We spoke to CIPFA apprentice Suman Chaudhary (left) from Reigate and Banstead Borough Council about her Counter Fraud Investigator Apprenticeship journey. She and her line manager, Michaela Lambart (right) explain how both have learnt a great deal from the experience.
“The risk of fraud in local authorities is massive,” Michaela Lambart explains. She and her team run counter fraud operations for all of Reigate and Banstead and even offer services to other local authorities and organisations. This includes where fraud has been committed and where there is a risk of it being committed.
Suman has a degree in physiotherapy and came to the public sector and fraud investigation after moving to the UK from India with her husband. She began her career in 2018 in an administrative role at Reigate and Banstead Borough Council and is currently an intelligence officer in the fraud and financial investigations team.
Suman’s interest in counter fraud began when she worked as an associate clinical investigator at a US-based multinational company. She loved the challenges that came along with that role, and taking up her first job at Reigate Banstead marked her entry into the public sector.
Filling the knowledge gaps
Though Suman has learnt a lot through experience, the CIPFA Counter Fraud Investigator Apprenticeship (CFIA) has provided her with invaluable knowledge that will help her progress her career. “It’s been very good for me to be on this apprenticeship – it has provided me with that clear, in-depth knowledge on UK law and legislation that I need.”
Michaela was introduced to the idea of bringing in apprentices by partner colleagues at Oxford City Council at a time when a few of her intelligence officers were expressing an interest in becoming investigation officers, so she began to look at suitable apprenticeships. “We were growing as a team, so I was looking at ways my current staff could progress and become investigation officers, and I could then re-recruit intelligence officers via apprenticeships.”
Foundations for success
The CFIA’s comprehensive programme makes it accessible to everyone, no matter where you are in your counter fraud journey. “The course starts by teaching you the basics and then it grows from there. This definitely helps you retain knowledge in the long run,” Suman explains. “The practical sessions and lessons are brilliant. I want to become a fraud investigator, and I would definitely recommend this apprenticeship to others who want to do the same.”
Michaela acknowledges that coaching apprentices is a fantastic way to continually grow her team and their skillsets. She has witnessed this first hand in Suman: “She is able to coach other intelligence officers herself, including those who are happy remaining as intelligence officers and don’t want to progress. Her knowledge of legislation now is absolutely brilliant, and she talks them through what she’s learned, which helps them become all-round better officers.”

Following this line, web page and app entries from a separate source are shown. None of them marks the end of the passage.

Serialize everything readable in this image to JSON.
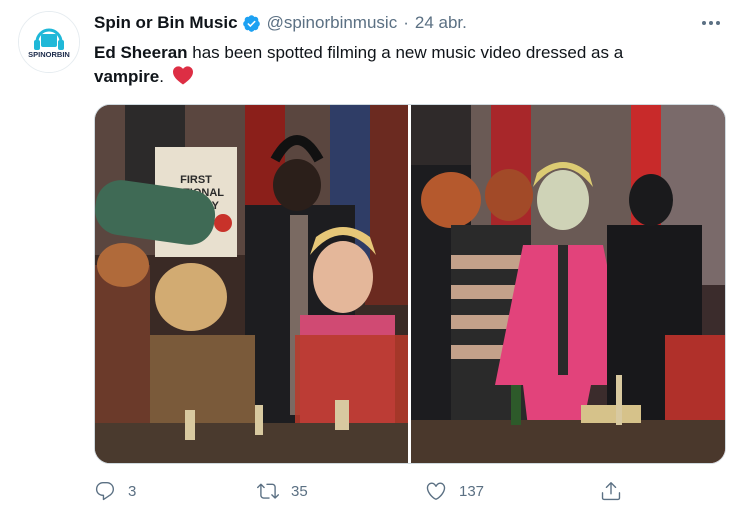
{
  "tweet": {
    "author": {
      "name": "Spin or Bin Music",
      "handle": "@spinorbinmusic",
      "separator": "·",
      "date": "24 abr.",
      "avatar_logo_text": "SPINORBIN",
      "verified": true
    },
    "text": {
      "part1_bold": "Ed Sheeran",
      "part2": " has been spotted filming a new music video dressed as a",
      "part3_bold": "vampire",
      "part4": ".",
      "emoji": "heart"
    },
    "media": [
      {
        "sign_text_1": "FIRST",
        "sign_text_2": "NATIONAL",
        "sign_text_3": "BAKERY"
      },
      {}
    ],
    "actions": {
      "reply_count": "3",
      "retweet_count": "35",
      "like_count": "137"
    }
  },
  "colors": {
    "text_primary": "#0f1419",
    "text_secondary": "#5b7083",
    "verified_blue": "#1da1f2",
    "heart_red": "#e0245e",
    "brand_teal": "#1fb8d8"
  },
  "icons": [
    "verified-badge-icon",
    "more-icon",
    "heart-emoji-icon",
    "reply-icon",
    "retweet-icon",
    "like-icon",
    "share-icon"
  ]
}
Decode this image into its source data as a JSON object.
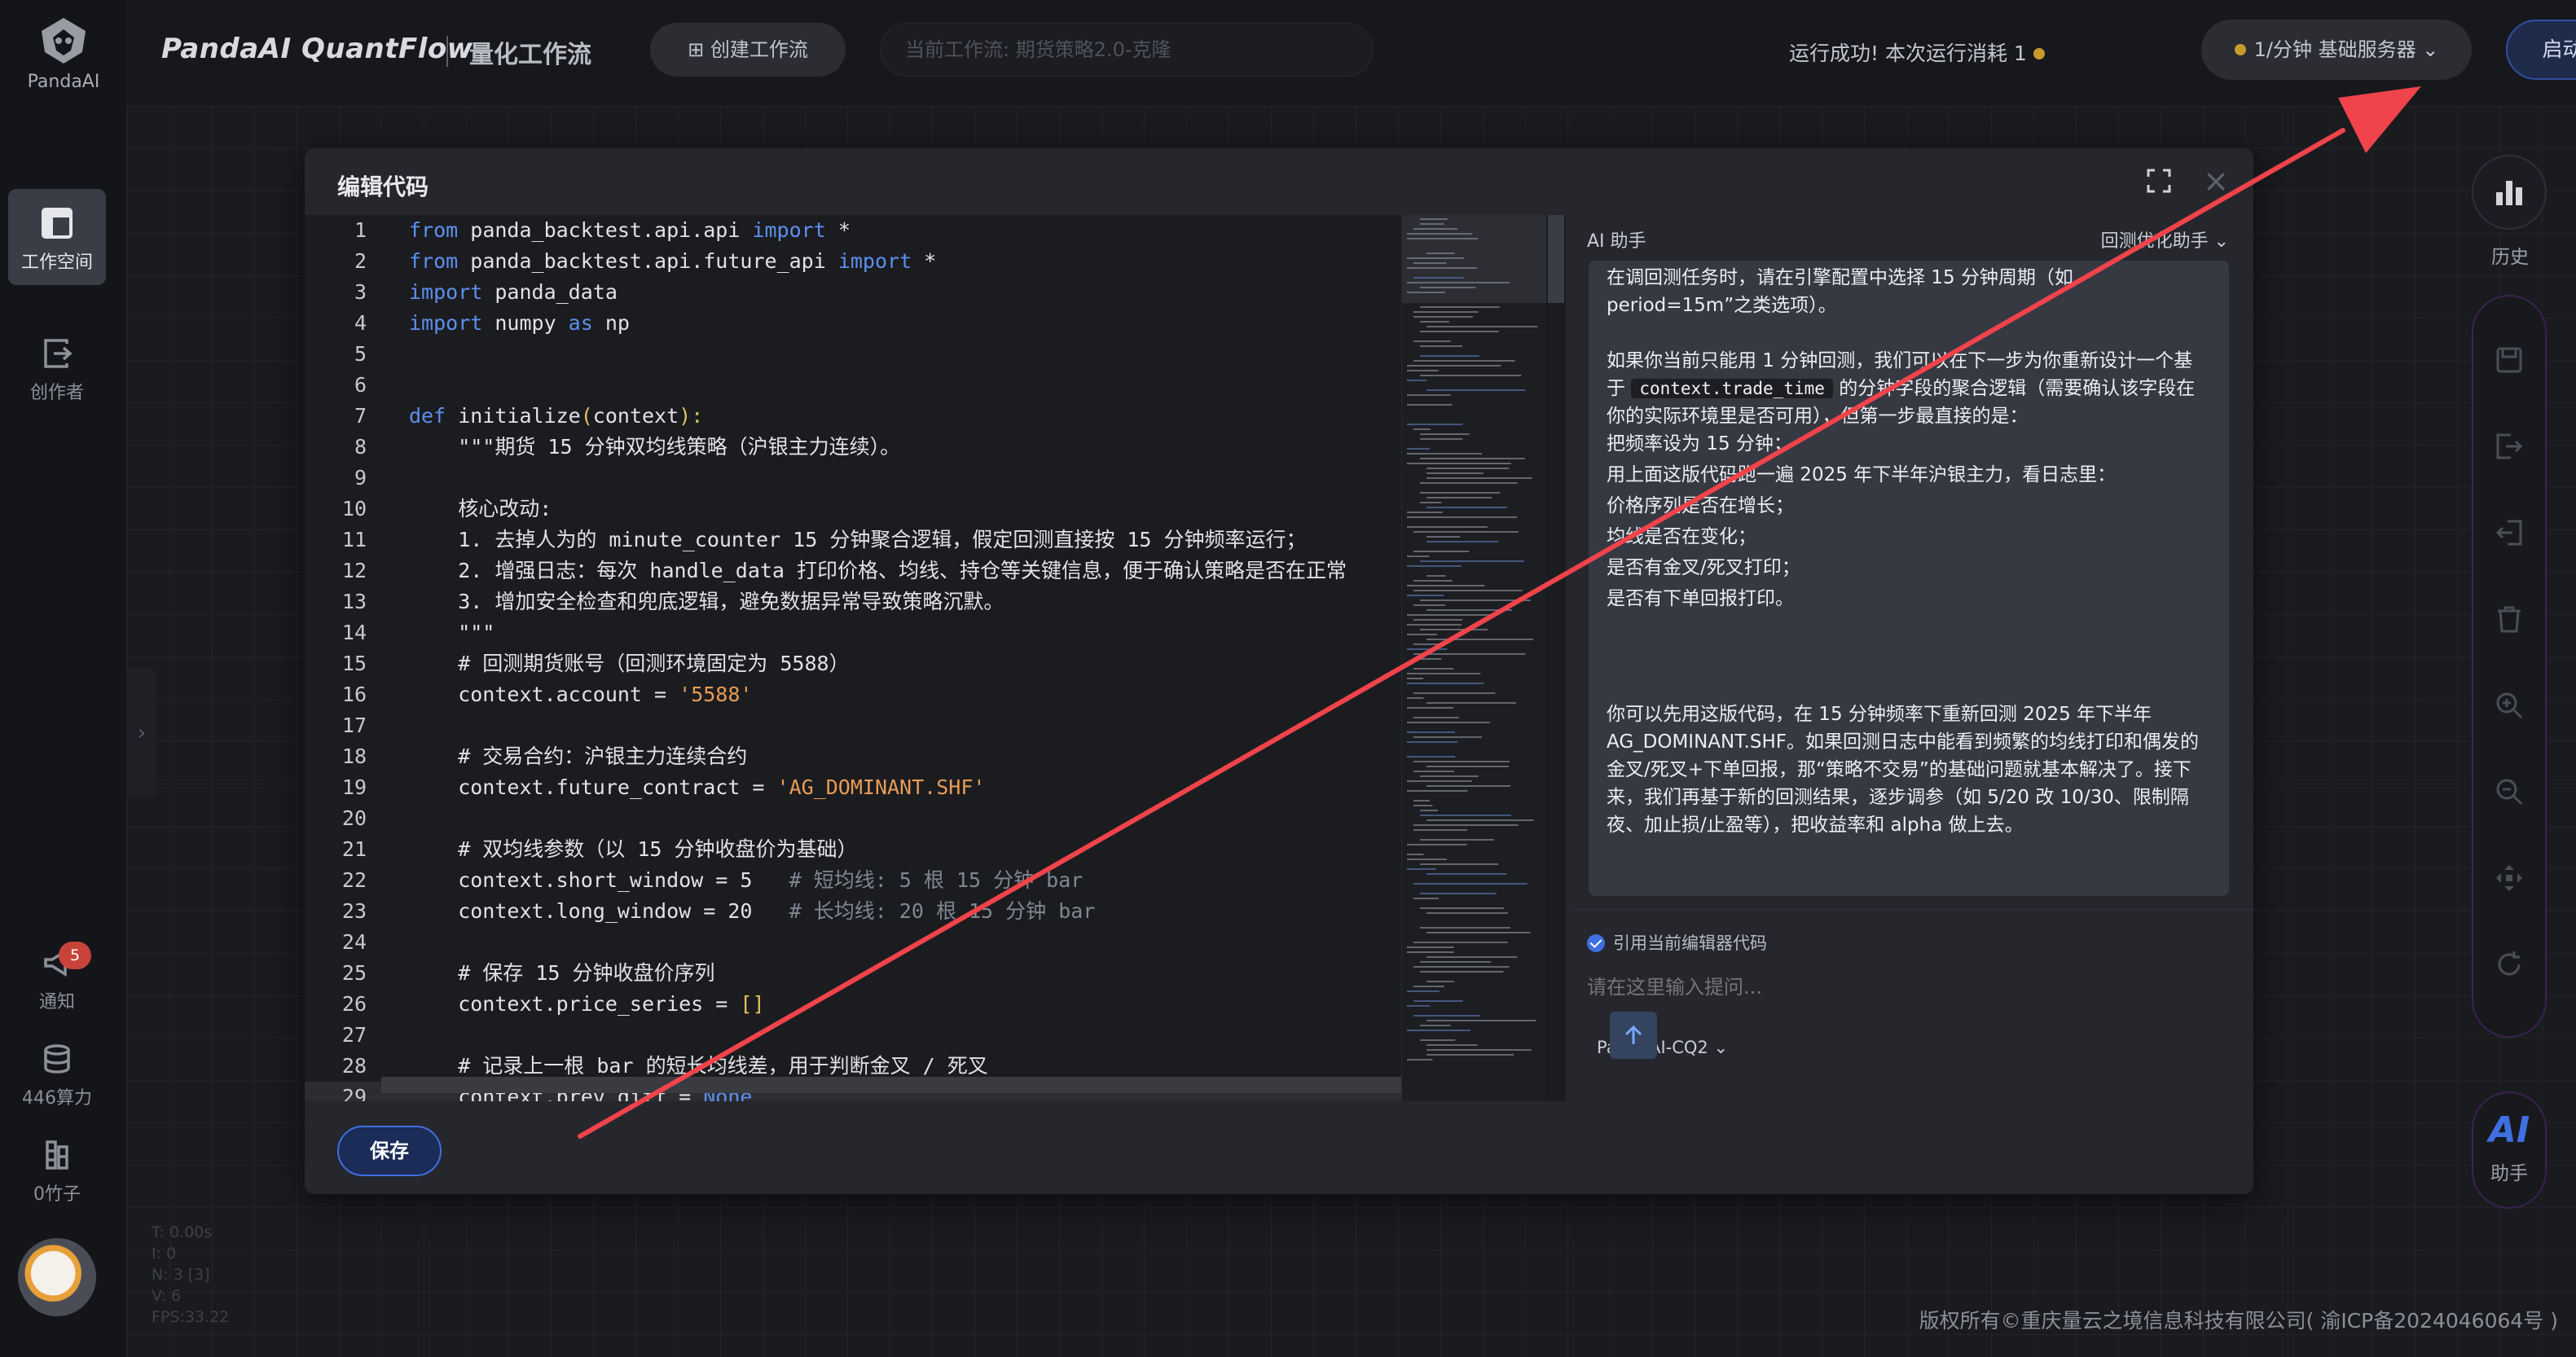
{
  "app": {
    "brand": "PandaAI QuantFlow",
    "brand_sub": "量化工作流",
    "logo_text": "PandaAI"
  },
  "topbar": {
    "create_button": "⊞ 创建工作流",
    "current_flow": "当前工作流:  期货策略2.0-克隆",
    "run_status": "运行成功!  本次运行消耗 1",
    "server_select": "1/分钟   基础服务器 ⌄",
    "start_button": "启动工作流"
  },
  "sidebar": {
    "items": [
      {
        "label": "工作空间",
        "icon": "workspace-icon"
      },
      {
        "label": "创作者",
        "icon": "creator-icon"
      },
      {
        "label": "通知",
        "icon": "megaphone-icon",
        "badge": "5"
      },
      {
        "label": "446算力",
        "icon": "database-icon"
      },
      {
        "label": "0竹子",
        "icon": "bamboo-icon"
      }
    ]
  },
  "debug": {
    "lines": [
      "T: 0.00s",
      "I: 0",
      "N: 3 [3]",
      "V: 6",
      "FPS:33.22"
    ]
  },
  "right_rail": {
    "history_label": "历史",
    "ai_mark": "AI",
    "ai_label": "助手",
    "tools": [
      "save-icon",
      "export-icon",
      "import-icon",
      "delete-icon",
      "zoom-in-icon",
      "zoom-out-icon",
      "move-icon",
      "refresh-icon"
    ]
  },
  "modal": {
    "title": "编辑代码",
    "save_button": "保存"
  },
  "editor": {
    "lines": [
      "1",
      "2",
      "3",
      "4",
      "5",
      "6",
      "7",
      "8",
      "9",
      "10",
      "11",
      "12",
      "13",
      "14",
      "15",
      "16",
      "17",
      "18",
      "19",
      "20",
      "21",
      "22",
      "23",
      "24",
      "25",
      "26",
      "27",
      "28",
      "29"
    ],
    "code": {
      "l1a": "from",
      "l1b": " panda_backtest.api.api ",
      "l1c": "import",
      "l1d": " *",
      "l2a": "from",
      "l2b": " panda_backtest.api.future_api ",
      "l2c": "import",
      "l2d": " *",
      "l3a": "import",
      "l3b": " panda_data",
      "l4a": "import",
      "l4b": " numpy ",
      "l4c": "as",
      "l4d": " np",
      "l7a": "def",
      "l7b": " initialize",
      "l7c": "(",
      "l7d": "context",
      "l7e": "):",
      "l8": "    \"\"\"期货 15 分钟双均线策略（沪银主力连续）。",
      "l10": "    核心改动:",
      "l11": "    1. 去掉人为的 minute_counter 15 分钟聚合逻辑，假定回测直接按 15 分钟频率运行；",
      "l12": "    2. 增强日志：每次 handle_data 打印价格、均线、持仓等关键信息，便于确认策略是否在正常",
      "l13": "    3. 增加安全检查和兜底逻辑，避免数据异常导致策略沉默。",
      "l14": "    \"\"\"",
      "l15": "    # 回测期货账号（回测环境固定为 5588）",
      "l16a": "    context.account = ",
      "l16b": "'5588'",
      "l18": "    # 交易合约：沪银主力连续合约",
      "l19a": "    context.future_contract = ",
      "l19b": "'AG_DOMINANT.SHF'",
      "l21": "    # 双均线参数（以 15 分钟收盘价为基础）",
      "l22a": "    context.short_window = 5   ",
      "l22b": "# 短均线: 5 根 15 分钟 bar",
      "l23a": "    context.long_window = 20   ",
      "l23b": "# 长均线: 20 根 15 分钟 bar",
      "l25": "    # 保存 15 分钟收盘价序列",
      "l26a": "    context.price_series = ",
      "l26b": "[]",
      "l28": "    # 记录上一根 bar 的短长均线差，用于判断金叉 / 死叉",
      "l29a": "    context.prev_diff = ",
      "l29b": "None"
    }
  },
  "ai_panel": {
    "title": "AI 助手",
    "mode": "回测优化助手 ⌄",
    "message": {
      "p1": "在调回测任务时，请在引擎配置中选择 15 分钟周期（如 period=15m”之类选项）。",
      "p2a": "如果你当前只能用 1 分钟回测，我们可以在下一步为你重新设计一个基于",
      "p2code": "context.trade_time",
      "p2b": "的分钟字段的聚合逻辑（需要确认该字段在你的实际环境里是否可用），但第一步最直接的是：",
      "p3": "把频率设为 15 分钟；",
      "p4": "用上面这版代码跑一遍 2025 年下半年沪银主力，看日志里：",
      "p5": "价格序列是否在增长；",
      "p6": "均线是否在变化；",
      "p7": "是否有金叉/死叉打印；",
      "p8": "是否有下单回报打印。",
      "p9": "你可以先用这版代码，在 15 分钟频率下重新回测 2025 年下半年 AG_DOMINANT.SHF。如果回测日志中能看到频繁的均线打印和偶发的金叉/死叉+下单回报，那“策略不交易”的基础问题就基本解决了。接下来，我们再基于新的回测结果，逐步调参（如 5/20 改 10/30、限制隔夜、加止损/止盈等），把收益率和 alpha 做上去。"
    },
    "ref_label": "引用当前编辑器代码",
    "input_placeholder": "请在这里输入提问...",
    "model": "PandaAI-CQ2 ⌄"
  },
  "footer": {
    "copyright": "版权所有©重庆量云之境信息科技有限公司( 渝ICP备2024046064号 )"
  },
  "colors": {
    "accent": "#3f6fe0",
    "annotation_arrow": "#f0434b",
    "keyword": "#5d8ff0",
    "string": "#e89b56",
    "comment": "#7f8792"
  }
}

It’s not just the apprentices who learn and develop. “When I first started, I was completely naïve, having not done apprenticeships before,” says Michaela. Having initially put four apprentices onto CFIA at the same time, Michaela advises that for something that reaps so many benefits, less is more, not least because the day job still has to be done. “It’s a great apprenticeship, but the apprentices need support – not only from CIPFA, who are brilliant, but they need my support as well. That is really important. My advice would be maximum two at a time. It’s worth my time and my team’s time to take it slow – seeing how the apprentices flourish is just amazing.”
Making an apprenticeship work for you
The benefits of furthering your education while earning a salary are widely acknowledged. However, a prospective apprentice may question taking on extra work when times are busy or when family life presents an added challenge. Suman explains why working with your studies and not against them is important and why she feels the positives of embarking on an apprenticeship outweigh the potential downsides: “You learn so much. There will be times when you think, ‘Oh, I have so much on at work’, and I’m a mum of two young children myself, but I have worked around my studies. If you do this, and just get your head into it, then there’ll be no struggle. That would be my advice to all those considering an apprenticeship.”
On the employer’s side, making an apprenticeship work means organisation, planning and incorporating learning into the daily routine. “We’re getting along really nicely,” Michaela says. “It takes organisation on my part and being prepared for meetings. We have a weekly meeting with each apprentice, and I have an hour with them on their study days – usually in the afternoon, so they can do their work in the morning and then bring any questions to me later. That has worked brilliantly.”
Michaela’s advice for others considering recruiting counter fraud apprentices? “Don’t even think about it – just go for it. I had no idea what apprentices would bring when I first took them on. I now hope to always have an apprentice going through CIPFA. We’re growing as a team, taking on more contracts, and I want to be able to promote those apprentices to investigation officers eventually.”
CIPFA has two Counter Fraud Investigator Apprenticeship intakes a year, one starting in the spring and one in the autumn. If you have any queries, including how to go about recruiting an apprentice, contact the apprenticeship team: firstname.lastname@example.org.